───── Data records ─────

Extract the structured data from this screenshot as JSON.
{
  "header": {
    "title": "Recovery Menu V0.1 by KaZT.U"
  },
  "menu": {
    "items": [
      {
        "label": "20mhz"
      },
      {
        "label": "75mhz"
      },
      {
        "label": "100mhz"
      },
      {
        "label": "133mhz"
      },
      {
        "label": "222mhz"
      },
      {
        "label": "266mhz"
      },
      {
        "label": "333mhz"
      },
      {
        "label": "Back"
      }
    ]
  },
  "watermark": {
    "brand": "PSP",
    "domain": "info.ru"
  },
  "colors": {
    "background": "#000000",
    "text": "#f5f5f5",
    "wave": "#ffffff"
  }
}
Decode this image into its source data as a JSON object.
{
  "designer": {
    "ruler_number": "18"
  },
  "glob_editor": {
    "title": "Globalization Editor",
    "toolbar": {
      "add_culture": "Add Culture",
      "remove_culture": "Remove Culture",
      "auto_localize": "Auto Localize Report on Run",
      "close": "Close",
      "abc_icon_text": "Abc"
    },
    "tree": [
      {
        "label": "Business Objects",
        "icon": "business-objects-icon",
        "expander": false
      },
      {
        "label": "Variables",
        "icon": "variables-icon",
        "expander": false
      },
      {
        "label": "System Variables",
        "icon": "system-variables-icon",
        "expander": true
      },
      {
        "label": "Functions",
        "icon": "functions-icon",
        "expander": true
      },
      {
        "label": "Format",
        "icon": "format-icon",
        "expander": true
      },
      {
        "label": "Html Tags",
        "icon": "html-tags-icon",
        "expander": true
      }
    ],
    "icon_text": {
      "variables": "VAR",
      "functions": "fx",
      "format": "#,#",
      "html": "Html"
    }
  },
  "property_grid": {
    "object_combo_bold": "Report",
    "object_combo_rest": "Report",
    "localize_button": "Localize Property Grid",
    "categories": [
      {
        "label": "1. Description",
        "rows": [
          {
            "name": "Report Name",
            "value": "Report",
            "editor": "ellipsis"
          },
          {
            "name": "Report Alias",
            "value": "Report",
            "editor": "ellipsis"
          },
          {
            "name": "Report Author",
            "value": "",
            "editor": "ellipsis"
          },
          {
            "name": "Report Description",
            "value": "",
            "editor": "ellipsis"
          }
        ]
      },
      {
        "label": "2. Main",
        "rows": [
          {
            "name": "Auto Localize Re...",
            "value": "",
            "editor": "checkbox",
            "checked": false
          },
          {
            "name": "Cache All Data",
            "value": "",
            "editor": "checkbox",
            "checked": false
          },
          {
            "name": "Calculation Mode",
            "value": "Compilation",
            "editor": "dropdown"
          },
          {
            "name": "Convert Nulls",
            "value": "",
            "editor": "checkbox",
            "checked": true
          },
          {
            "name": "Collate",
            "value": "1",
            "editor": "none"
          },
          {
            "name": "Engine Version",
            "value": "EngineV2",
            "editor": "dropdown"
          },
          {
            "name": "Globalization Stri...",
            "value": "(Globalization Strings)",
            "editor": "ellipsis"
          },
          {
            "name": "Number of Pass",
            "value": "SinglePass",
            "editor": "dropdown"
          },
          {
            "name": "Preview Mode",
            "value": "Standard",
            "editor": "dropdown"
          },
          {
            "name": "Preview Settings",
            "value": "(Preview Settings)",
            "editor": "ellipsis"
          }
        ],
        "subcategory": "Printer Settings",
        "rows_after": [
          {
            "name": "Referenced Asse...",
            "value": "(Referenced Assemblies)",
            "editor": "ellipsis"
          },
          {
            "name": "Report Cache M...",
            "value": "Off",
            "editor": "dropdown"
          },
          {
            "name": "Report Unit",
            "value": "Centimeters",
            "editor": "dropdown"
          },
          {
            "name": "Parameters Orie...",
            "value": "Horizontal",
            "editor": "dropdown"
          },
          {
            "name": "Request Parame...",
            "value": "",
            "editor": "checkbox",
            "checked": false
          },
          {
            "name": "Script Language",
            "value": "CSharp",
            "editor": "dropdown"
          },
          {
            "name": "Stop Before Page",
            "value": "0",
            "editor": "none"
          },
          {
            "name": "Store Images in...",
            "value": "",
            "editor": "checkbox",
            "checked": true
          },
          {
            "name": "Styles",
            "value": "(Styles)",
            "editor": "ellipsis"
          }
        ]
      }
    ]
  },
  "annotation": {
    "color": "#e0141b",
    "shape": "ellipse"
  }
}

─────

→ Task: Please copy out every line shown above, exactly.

→ Task solution:
Extract the structured data from this screenshot as JSON.
{
  "header": {
    "title": "Recovery Menu V0.1 by KaZT.U"
  },
  "menu": {
    "items": [
      {
        "label": "20mhz"
      },
      {
        "label": "75mhz"
      },
      {
        "label": "100mhz"
      },
      {
        "label": "133mhz"
      },
      {
        "label": "222mhz"
      },
      {
        "label": "266mhz"
      },
      {
        "label": "333mhz"
      },
      {
        "label": "Back"
      }
    ]
  },
  "watermark": {
    "brand": "PSP",
    "domain": "info.ru"
  },
  "colors": {
    "background": "#000000",
    "text": "#f5f5f5",
    "wave": "#ffffff"
  }
}
Decode this image into its source data as a JSON object.
{
  "designer": {
    "ruler_number": "18"
  },
  "glob_editor": {
    "title": "Globalization Editor",
    "toolbar": {
      "add_culture": "Add Culture",
      "remove_culture": "Remove Culture",
      "auto_localize": "Auto Localize Report on Run",
      "close": "Close",
      "abc_icon_text": "Abc"
    },
    "tree": [
      {
        "label": "Business Objects",
        "icon": "business-objects-icon",
        "expander": false
      },
      {
        "label": "Variables",
        "icon": "variables-icon",
        "expander": false
      },
      {
        "label": "System Variables",
        "icon": "system-variables-icon",
        "expander": true
      },
      {
        "label": "Functions",
        "icon": "functions-icon",
        "expander": true
      },
      {
        "label": "Format",
        "icon": "format-icon",
        "expander": true
      },
      {
        "label": "Html Tags",
        "icon": "html-tags-icon",
        "expander": true
      }
    ],
    "icon_text": {
      "variables": "VAR",
      "functions": "fx",
      "format": "#,#",
      "html": "Html"
    }
  },
  "property_grid": {
    "object_combo_bold": "Report",
    "object_combo_rest": "Report",
    "localize_button": "Localize Property Grid",
    "categories": [
      {
        "label": "1. Description",
        "rows": [
          {
            "name": "Report Name",
            "value": "Report",
            "editor": "ellipsis"
          },
          {
            "name": "Report Alias",
            "value": "Report",
            "editor": "ellipsis"
          },
          {
            "name": "Report Author",
            "value": "",
            "editor": "ellipsis"
          },
          {
            "name": "Report Description",
            "value": "",
            "editor": "ellipsis"
          }
        ]
      },
      {
        "label": "2. Main",
        "rows": [
          {
            "name": "Auto Localize Re...",
            "value": "",
            "editor": "checkbox",
            "checked": false
          },
          {
            "name": "Cache All Data",
            "value": "",
            "editor": "checkbox",
            "checked": false
          },
          {
            "name": "Calculation Mode",
            "value": "Compilation",
            "editor": "dropdown"
          },
          {
            "name": "Convert Nulls",
            "value": "",
            "editor": "checkbox",
            "checked": true
          },
          {
            "name": "Collate",
            "value": "1",
            "editor": "none"
          },
          {
            "name": "Engine Version",
            "value": "EngineV2",
            "editor": "dropdown"
          },
          {
            "name": "Globalization Stri...",
            "value": "(Globalization Strings)",
            "editor": "ellipsis"
          },
          {
            "name": "Number of Pass",
            "value": "SinglePass",
            "editor": "dropdown"
          },
          {
            "name": "Preview Mode",
            "value": "Standard",
            "editor": "dropdown"
          },
          {
            "name": "Preview Settings",
            "value": "(Preview Settings)",
            "editor": "ellipsis"
          }
        ],
        "subcategory": "Printer Settings",
        "rows_after": [
          {
            "name": "Referenced Asse...",
            "value": "(Referenced Assemblies)",
            "editor": "ellipsis"
          },
          {
            "name": "Report Cache M...",
            "value": "Off",
            "editor": "dropdown"
          },
          {
            "name": "Report Unit",
            "value": "Centimeters",
            "editor": "dropdown"
          },
          {
            "name": "Parameters Orie...",
            "value": "Horizontal",
            "editor": "dropdown"
          },
          {
            "name": "Request Parame...",
            "value": "",
            "editor": "checkbox",
            "checked": false
          },
          {
            "name": "Script Language",
            "value": "CSharp",
            "editor": "dropdown"
          },
          {
            "name": "Stop Before Page",
            "value": "0",
            "editor": "none"
          },
          {
            "name": "Store Images in...",
            "value": "",
            "editor": "checkbox",
            "checked": true
          },
          {
            "name": "Styles",
            "value": "(Styles)",
            "editor": "ellipsis"
          }
        ]
      }
    ]
  },
  "annotation": {
    "color": "#e0141b",
    "shape": "ellipse"
  }
}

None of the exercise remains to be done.